    //Alert the user if the pins MAY not be interruptable
	  if !((newIRQ >= D1 && newIRQ <= D4) || (newIRQ >= A0 && newIRQ <= A4 && newIRQ != A2))
       #error WARNING Confirm RFM69 is using an interrupt pin for IRQ


That #error directive would be processed at compile-time while the condition would be tested at run-time, so there is some logic inconsistency.

I’d just drop that pin check completely but add

  // picking an non-interrupt enabled pin will prevent proper initialization
  if (!attachInterrupt(_interruptNum, RFM69::isr0, RISING)) return false;

in RFM69:initialize().


@benbarnard Thanks for the feedback, can you test now again? @ScruffR was instrumental in identifying a number of items. The part about A6 has now been changed up. You need to make sure you connect IRQ to an interruptable pin (A6 should be fine from the docs). Not all the pins are the same across Particle devices so that caused some issues for users.


I loaded the new .5 version, brought up the RX example, tried to flash and got this:

hello-photon-rx-rfm69.ino:1:28: RFM69-Particle.h: No such file or directory


This could be a known issue with Web IDE.
Try changing the include statement to either use <....> instead of "...." or vice versa.
That sometimes helps.


ScruffR was right about the <> vs “”. That fixed it. It looks like it compiled and flashed successfully. I grabbed a proton to use the TX sketch and I’m not getting anything on the receiving Boron (just “…”) on the serial console. I have the interrupt tied to D2 on the Boron per the sketch default (I didn’t change a thing except the includes and commenting out the wifi line) - I’m under the impression that D2 is interruptable on the Boron, right? I’ll keep playing with it.


I can’t tell for sure from the datasheet. Not a definitive answer but you could try D4 on the basis it’s the interrupt pin for ethernet. Plus, with .5 you should get a message that initialization failed if you picked a non-interruptable pin.
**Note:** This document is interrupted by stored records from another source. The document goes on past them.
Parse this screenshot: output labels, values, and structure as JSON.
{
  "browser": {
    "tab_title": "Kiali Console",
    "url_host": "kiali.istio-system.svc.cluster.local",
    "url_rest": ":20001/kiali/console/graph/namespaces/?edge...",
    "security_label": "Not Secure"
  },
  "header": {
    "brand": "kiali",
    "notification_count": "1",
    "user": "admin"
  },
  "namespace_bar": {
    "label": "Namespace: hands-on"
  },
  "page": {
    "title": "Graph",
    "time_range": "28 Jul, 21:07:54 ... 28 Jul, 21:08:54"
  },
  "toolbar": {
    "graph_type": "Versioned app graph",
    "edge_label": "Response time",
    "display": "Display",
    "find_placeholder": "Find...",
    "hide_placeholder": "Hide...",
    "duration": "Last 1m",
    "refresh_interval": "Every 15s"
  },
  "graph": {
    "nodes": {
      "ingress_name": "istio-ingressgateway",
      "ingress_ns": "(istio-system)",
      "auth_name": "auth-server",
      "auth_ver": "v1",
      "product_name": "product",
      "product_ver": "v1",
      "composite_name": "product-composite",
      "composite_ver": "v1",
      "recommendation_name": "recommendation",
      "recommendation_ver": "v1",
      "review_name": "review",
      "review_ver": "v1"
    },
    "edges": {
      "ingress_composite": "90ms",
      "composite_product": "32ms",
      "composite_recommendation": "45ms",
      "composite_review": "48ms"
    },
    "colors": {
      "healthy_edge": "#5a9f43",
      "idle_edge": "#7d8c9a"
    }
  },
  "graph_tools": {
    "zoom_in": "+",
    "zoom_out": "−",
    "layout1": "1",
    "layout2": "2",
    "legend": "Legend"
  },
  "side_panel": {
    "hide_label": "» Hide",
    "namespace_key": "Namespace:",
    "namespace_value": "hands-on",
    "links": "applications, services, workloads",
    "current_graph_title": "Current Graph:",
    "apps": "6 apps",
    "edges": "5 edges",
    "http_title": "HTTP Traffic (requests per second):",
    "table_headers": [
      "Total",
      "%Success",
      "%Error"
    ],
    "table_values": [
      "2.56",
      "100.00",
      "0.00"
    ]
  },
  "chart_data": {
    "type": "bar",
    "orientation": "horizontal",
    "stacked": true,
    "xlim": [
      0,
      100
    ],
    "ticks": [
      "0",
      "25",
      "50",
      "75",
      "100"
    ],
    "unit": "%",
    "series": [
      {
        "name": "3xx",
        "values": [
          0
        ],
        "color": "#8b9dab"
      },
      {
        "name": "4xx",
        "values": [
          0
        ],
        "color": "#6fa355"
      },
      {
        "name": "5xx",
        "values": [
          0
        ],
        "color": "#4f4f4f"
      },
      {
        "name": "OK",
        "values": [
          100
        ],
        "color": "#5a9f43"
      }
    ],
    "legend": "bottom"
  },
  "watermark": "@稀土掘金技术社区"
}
First, my advice is always to first confirm you can do Photon to Photon TX/RX because that’s solidly proven and doesn’t introduce variables of different pins, additional onboard radios, etc. That way you can confirm that your radios are wired correctly, the power supply is sufficient (the radio can draw up to 130 mA during transmission), correct antenna, etc.

At the end of your setup throw in a radio.printDetails(); for both transmitter and receiving side and see on the serial if anything is amiss.

#define RFM69_IRQ     4
#define RFM69_IRQN    4 //On Photon it is the same unlike Arduino

Should RFM69_IRQN follow the convention for Photon? I’m Googling this but not finding anything.

Also - Photon to Photon is working correctly as expected with the .5 version (watching the messages come through right now). Just having trouble with the Boron.


hello-photon-rx-rfm69.ino:119:9: 'class RFM69' has no member named 'printDetails'


For all Particle devices the IRQ-number is the same as the pin number - however, we encourage people not to use anonymous pin numbers but rather use the pin labels (e.g. D4 instead of 4).